There is no need to panic.


Upside breakouts in Europe
By contrast, an unambiguously bullish development for global stock prices came in the form of upside breakouts in Europe. The chart below of the Euro STOXX 50 shows a double upside breakout through technical resistance and the 200 dma.

The UK market, which has a heavier energy weight, also showed a constructive upside breakout through a downtrend. The chart below shows the FTSE 100 in both panels. In the upper panel, I have drawn the trend line through the daily highs and the upside breakout is less clear. The bottom panel only uses closing prices and the breakout is more distinct in that chart.

The better stock market performance in Europe is reflective of improving fundamentals and more stimulative policy. Eurozone PMIs are improving and readings are at a 54 month high:

Moreover, money supply has been growing at a healthy clip and it remains to be seen whether the ECB will take further steps on QE next week, which is a development that Mario Draghi has hinted heavily about.

Better US small cap performance
The so-called Santa Claus rally each year usually occurs either in December or January. One of the explanations advanced for this seasonal effect is a rebound from year-end tax loss selling, which is most pronounced in the less liquid small cap names.

The chart below depicts the small cap SP 600 in the top panel and the relative performance of small vs. large caps in the bottom panel. As the chart shows, small caps have assumed the market leadership in virtually every year since the onset of the GFC. This year, small caps are in the process of staging a relative breakout against large caps, indicating improving relative strength. These readings suggest that another small cap rally is likely this holiday season.


Here is a closer look at the small vs. large cap performance chart for 2015. The breakouts are more evident as we zoom in, both from absolute and relative frameworks.


Improving fundamentals
Equally encouraging for a Santa Claus rally, which I define as a stock market rally led by small caps, is the improving forward EPS revisions across market cap bands. The chart below from Ed Yardeni shows that forward EPS is rising across the board, which is bullish. The latest figures show that SPX forward EPS rose 0.07% in the latest week.


Here is the evolution of forward EPS in the midcap SP 400, which saw a more pronounced upward revision when compared to large caps.


Best of all was the improvement in small cap forward EPS.

The positive earnings outlook is confirmed by Barron’s report of insider activity, which shows that this group of “smart investors” are still buying.

More room for a bull run
Peering into next month, this chart from IndexIndicators shows that the SPX is exhibiting positive momentum, but the market is not at the overbought levels seen in past Decembers.
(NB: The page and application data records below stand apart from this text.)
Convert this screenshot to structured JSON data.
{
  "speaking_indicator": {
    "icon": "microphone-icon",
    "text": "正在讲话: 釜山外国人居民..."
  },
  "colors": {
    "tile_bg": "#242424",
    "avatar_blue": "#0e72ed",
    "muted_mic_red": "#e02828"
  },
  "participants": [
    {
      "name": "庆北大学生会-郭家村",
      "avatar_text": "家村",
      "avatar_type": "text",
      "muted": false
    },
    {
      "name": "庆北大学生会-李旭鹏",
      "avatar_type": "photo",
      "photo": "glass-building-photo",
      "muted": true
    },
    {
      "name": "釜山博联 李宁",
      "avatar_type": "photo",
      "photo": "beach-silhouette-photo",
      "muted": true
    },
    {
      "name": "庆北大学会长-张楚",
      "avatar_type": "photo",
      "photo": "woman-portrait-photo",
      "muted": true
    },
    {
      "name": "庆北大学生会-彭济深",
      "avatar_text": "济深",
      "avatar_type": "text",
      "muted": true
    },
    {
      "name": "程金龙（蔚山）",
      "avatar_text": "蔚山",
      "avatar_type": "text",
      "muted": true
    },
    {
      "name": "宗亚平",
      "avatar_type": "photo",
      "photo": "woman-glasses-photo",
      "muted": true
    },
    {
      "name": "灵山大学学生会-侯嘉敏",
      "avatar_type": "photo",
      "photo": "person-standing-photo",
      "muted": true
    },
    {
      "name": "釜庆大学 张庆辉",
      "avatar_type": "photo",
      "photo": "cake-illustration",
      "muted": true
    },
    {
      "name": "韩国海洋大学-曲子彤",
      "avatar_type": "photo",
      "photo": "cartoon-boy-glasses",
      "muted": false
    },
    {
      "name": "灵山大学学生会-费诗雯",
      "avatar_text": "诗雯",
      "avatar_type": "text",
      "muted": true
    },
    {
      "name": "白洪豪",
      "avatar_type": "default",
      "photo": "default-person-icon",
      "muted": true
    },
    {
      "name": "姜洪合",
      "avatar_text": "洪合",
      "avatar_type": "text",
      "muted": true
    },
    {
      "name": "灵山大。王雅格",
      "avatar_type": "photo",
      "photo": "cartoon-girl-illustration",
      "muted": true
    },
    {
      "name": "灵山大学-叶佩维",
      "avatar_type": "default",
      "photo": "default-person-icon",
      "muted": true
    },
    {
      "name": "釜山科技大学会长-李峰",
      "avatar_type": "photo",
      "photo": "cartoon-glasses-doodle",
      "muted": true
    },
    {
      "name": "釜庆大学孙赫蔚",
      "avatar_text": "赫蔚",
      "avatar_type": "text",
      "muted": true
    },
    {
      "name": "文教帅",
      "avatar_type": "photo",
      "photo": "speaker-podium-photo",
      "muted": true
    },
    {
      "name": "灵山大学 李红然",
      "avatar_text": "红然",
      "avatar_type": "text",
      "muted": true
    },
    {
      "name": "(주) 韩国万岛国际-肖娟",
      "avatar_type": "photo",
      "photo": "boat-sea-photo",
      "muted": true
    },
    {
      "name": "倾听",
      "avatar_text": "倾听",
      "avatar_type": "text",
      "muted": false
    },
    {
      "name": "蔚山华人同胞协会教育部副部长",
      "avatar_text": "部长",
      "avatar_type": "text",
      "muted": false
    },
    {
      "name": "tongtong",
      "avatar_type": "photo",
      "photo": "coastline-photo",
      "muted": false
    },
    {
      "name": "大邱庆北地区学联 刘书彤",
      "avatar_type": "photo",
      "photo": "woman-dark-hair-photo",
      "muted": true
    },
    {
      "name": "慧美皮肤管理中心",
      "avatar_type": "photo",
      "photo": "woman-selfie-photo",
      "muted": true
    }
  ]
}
There is more room for the bulls to run.


The latest figures from NAAIM show that RIAs continue to buy stocks. Equity exposure is still recovering from August/September correction levels, which sets up the potential for a FOMO rally into year end should positive price momentum persist, which it is likely to.


When I add it all up, these are all signs that Santa is coming to town this December.
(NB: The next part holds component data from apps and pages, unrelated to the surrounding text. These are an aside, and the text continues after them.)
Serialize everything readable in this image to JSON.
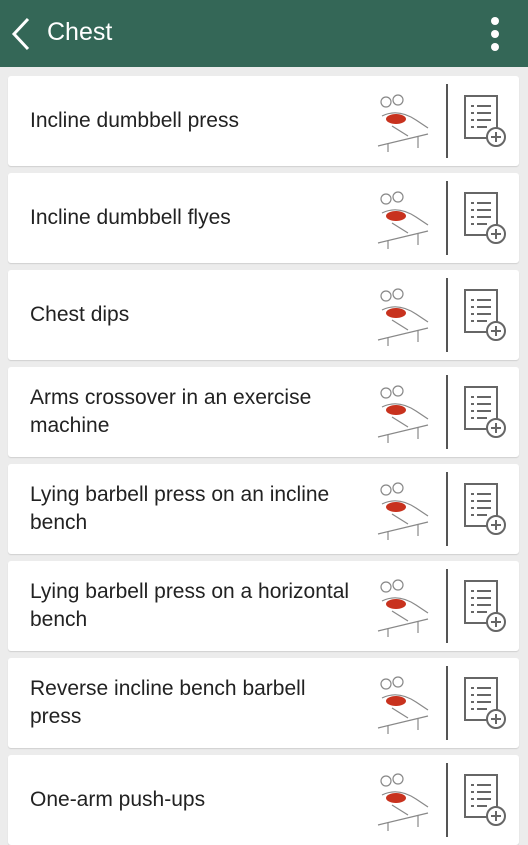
{
  "appbar": {
    "title": "Chest",
    "back_icon": "chevron-left-icon",
    "menu_icon": "more-vertical-icon",
    "color": "#346757"
  },
  "exercises": [
    {
      "name": "Incline dumbbell press"
    },
    {
      "name": "Incline dumbbell flyes"
    },
    {
      "name": "Chest dips"
    },
    {
      "name": "Arms crossover in an exercise machine"
    },
    {
      "name": "Lying barbell press on an incline bench"
    },
    {
      "name": "Lying barbell press on a horizontal bench"
    },
    {
      "name": "Reverse incline bench barbell press"
    },
    {
      "name": "One-arm push-ups"
    }
  ],
  "item_icons": {
    "thumbnail": "exercise-illustration-icon",
    "add": "add-to-workout-list-icon"
  },
  "colors": {
    "muscle_highlight": "#c8321e",
    "background": "#ececec"
  }
}
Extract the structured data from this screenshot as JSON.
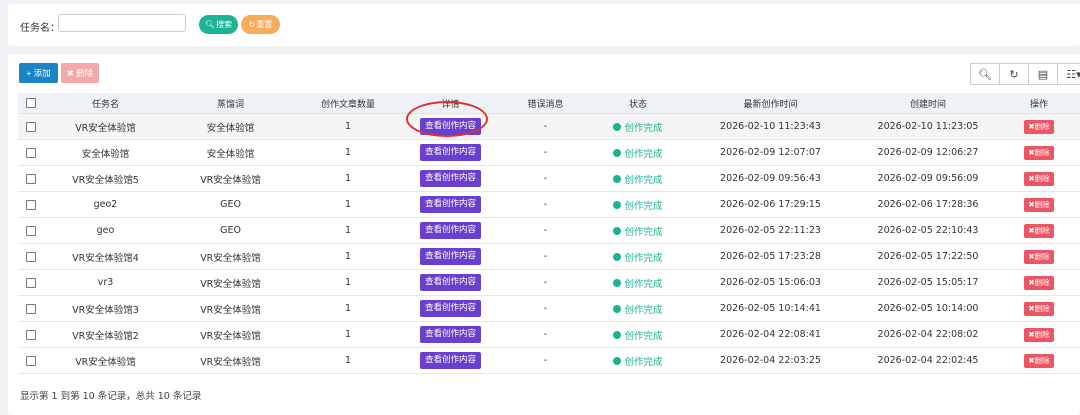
{
  "search": {
    "label": "任务名：",
    "input_value": "",
    "input_placeholder": "",
    "search_label": "搜索",
    "reset_label": "重置"
  },
  "toolbar": {
    "add_label": "添加",
    "delete_label": "删除",
    "tools": [
      "search-icon",
      "refresh-icon",
      "columns-icon",
      "export-icon"
    ]
  },
  "table": {
    "headers": [
      "",
      "任务名",
      "蒸馏词",
      "创作文章数量",
      "详情",
      "错误消息",
      "状态",
      "最新创作时间",
      "创建时间",
      "操作"
    ],
    "rows": [
      {
        "name": "VR安全体验馆",
        "keyword": "安全体验馆",
        "count": "1",
        "detail": "查看创作内容",
        "error": "-",
        "status": "创作完成",
        "latest": "2026-02-10 11:23:43",
        "created": "2026-02-10 11:23:05",
        "op": "删除"
      },
      {
        "name": "安全体验馆",
        "keyword": "安全体验馆",
        "count": "1",
        "detail": "查看创作内容",
        "error": "-",
        "status": "创作完成",
        "latest": "2026-02-09 12:07:07",
        "created": "2026-02-09 12:06:27",
        "op": "删除"
      },
      {
        "name": "VR安全体验馆5",
        "keyword": "VR安全体验馆",
        "count": "1",
        "detail": "查看创作内容",
        "error": "-",
        "status": "创作完成",
        "latest": "2026-02-09 09:56:43",
        "created": "2026-02-09 09:56:09",
        "op": "删除"
      },
      {
        "name": "geo2",
        "keyword": "GEO",
        "count": "1",
        "detail": "查看创作内容",
        "error": "-",
        "status": "创作完成",
        "latest": "2026-02-06 17:29:15",
        "created": "2026-02-06 17:28:36",
        "op": "删除"
      },
      {
        "name": "geo",
        "keyword": "GEO",
        "count": "1",
        "detail": "查看创作内容",
        "error": "-",
        "status": "创作完成",
        "latest": "2026-02-05 22:11:23",
        "created": "2026-02-05 22:10:43",
        "op": "删除"
      },
      {
        "name": "VR安全体验馆4",
        "keyword": "VR安全体验馆",
        "count": "1",
        "detail": "查看创作内容",
        "error": "-",
        "status": "创作完成",
        "latest": "2026-02-05 17:23:28",
        "created": "2026-02-05 17:22:50",
        "op": "删除"
      },
      {
        "name": "vr3",
        "keyword": "VR安全体验馆",
        "count": "1",
        "detail": "查看创作内容",
        "error": "-",
        "status": "创作完成",
        "latest": "2026-02-05 15:06:03",
        "created": "2026-02-05 15:05:17",
        "op": "删除"
      },
      {
        "name": "VR安全体验馆3",
        "keyword": "VR安全体验馆",
        "count": "1",
        "detail": "查看创作内容",
        "error": "-",
        "status": "创作完成",
        "latest": "2026-02-05 10:14:41",
        "created": "2026-02-05 10:14:00",
        "op": "删除"
      },
      {
        "name": "VR安全体验馆2",
        "keyword": "VR安全体验馆",
        "count": "1",
        "detail": "查看创作内容",
        "error": "-",
        "status": "创作完成",
        "latest": "2026-02-04 22:08:41",
        "created": "2026-02-04 22:08:02",
        "op": "删除"
      },
      {
        "name": "VR安全体验馆",
        "keyword": "VR安全体验馆",
        "count": "1",
        "detail": "查看创作内容",
        "error": "-",
        "status": "创作完成",
        "latest": "2026-02-04 22:03:25",
        "created": "2026-02-04 22:02:45",
        "op": "删除"
      }
    ]
  },
  "footer": {
    "summary": "显示第 1 到第 10 条记录，总共 10 条记录"
  },
  "colors": {
    "primary_blue": "#1c84c6",
    "success_green": "#1ab394",
    "warning_orange": "#f8ac59",
    "danger_red": "#ed5565",
    "detail_purple": "#6a3fcf",
    "annotation_red": "#e03030"
  }
}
Beware the tax-loss Grinch!
Regular readers know that I have been bullish on late cycle sectors such as the commodity related sectors of the market (see How to energize returns even as momentum fades). While I remain positive on these sectors longer term, I would be tactically cautious about these stocks in the near future as tax loss selling is likely to put downward pressure on them. The chart below shows the performance of small cap stocks, which has lagged large caps lately, compared to the energy and mining sectors. As the chart shows, commodity related names have fared far worse than small caps and therefore they may see further selling pressure during tax loss selling season.
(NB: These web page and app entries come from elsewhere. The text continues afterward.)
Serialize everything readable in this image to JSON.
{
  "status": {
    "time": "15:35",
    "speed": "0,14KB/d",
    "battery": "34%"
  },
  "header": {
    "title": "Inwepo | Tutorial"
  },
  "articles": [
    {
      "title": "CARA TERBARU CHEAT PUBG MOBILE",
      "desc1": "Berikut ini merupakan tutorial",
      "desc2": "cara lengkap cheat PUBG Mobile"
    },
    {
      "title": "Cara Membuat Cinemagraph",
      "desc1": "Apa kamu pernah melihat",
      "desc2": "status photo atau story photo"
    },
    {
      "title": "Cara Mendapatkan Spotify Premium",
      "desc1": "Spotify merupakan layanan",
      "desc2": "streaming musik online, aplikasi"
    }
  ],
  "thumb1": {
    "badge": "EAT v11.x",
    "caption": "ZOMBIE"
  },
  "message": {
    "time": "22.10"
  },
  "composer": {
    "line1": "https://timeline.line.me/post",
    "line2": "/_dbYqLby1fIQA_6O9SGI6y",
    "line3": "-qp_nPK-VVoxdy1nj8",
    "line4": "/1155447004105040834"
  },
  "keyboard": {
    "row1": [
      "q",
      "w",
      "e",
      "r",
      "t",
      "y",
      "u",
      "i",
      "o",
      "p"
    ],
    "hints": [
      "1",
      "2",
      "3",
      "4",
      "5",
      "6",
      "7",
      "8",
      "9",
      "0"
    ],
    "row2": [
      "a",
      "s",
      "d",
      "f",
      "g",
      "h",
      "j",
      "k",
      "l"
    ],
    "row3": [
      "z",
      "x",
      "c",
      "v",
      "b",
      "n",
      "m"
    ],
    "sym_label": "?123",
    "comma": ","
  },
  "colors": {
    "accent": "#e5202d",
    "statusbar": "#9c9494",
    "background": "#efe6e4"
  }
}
My inner trader will be opportunistically switching out of part or all of his commodity related equity long positions for small caps in days to come. My inner investor remains constructive on energy and materials and he is not concerned about these minor blips.

My bullish stance isn’t without risk, however. In a future post, I will go full “Zero Hedge” and outline the numerous stock market landmines of 2016.

Disclosure: Long SPXL, ERX, NUGT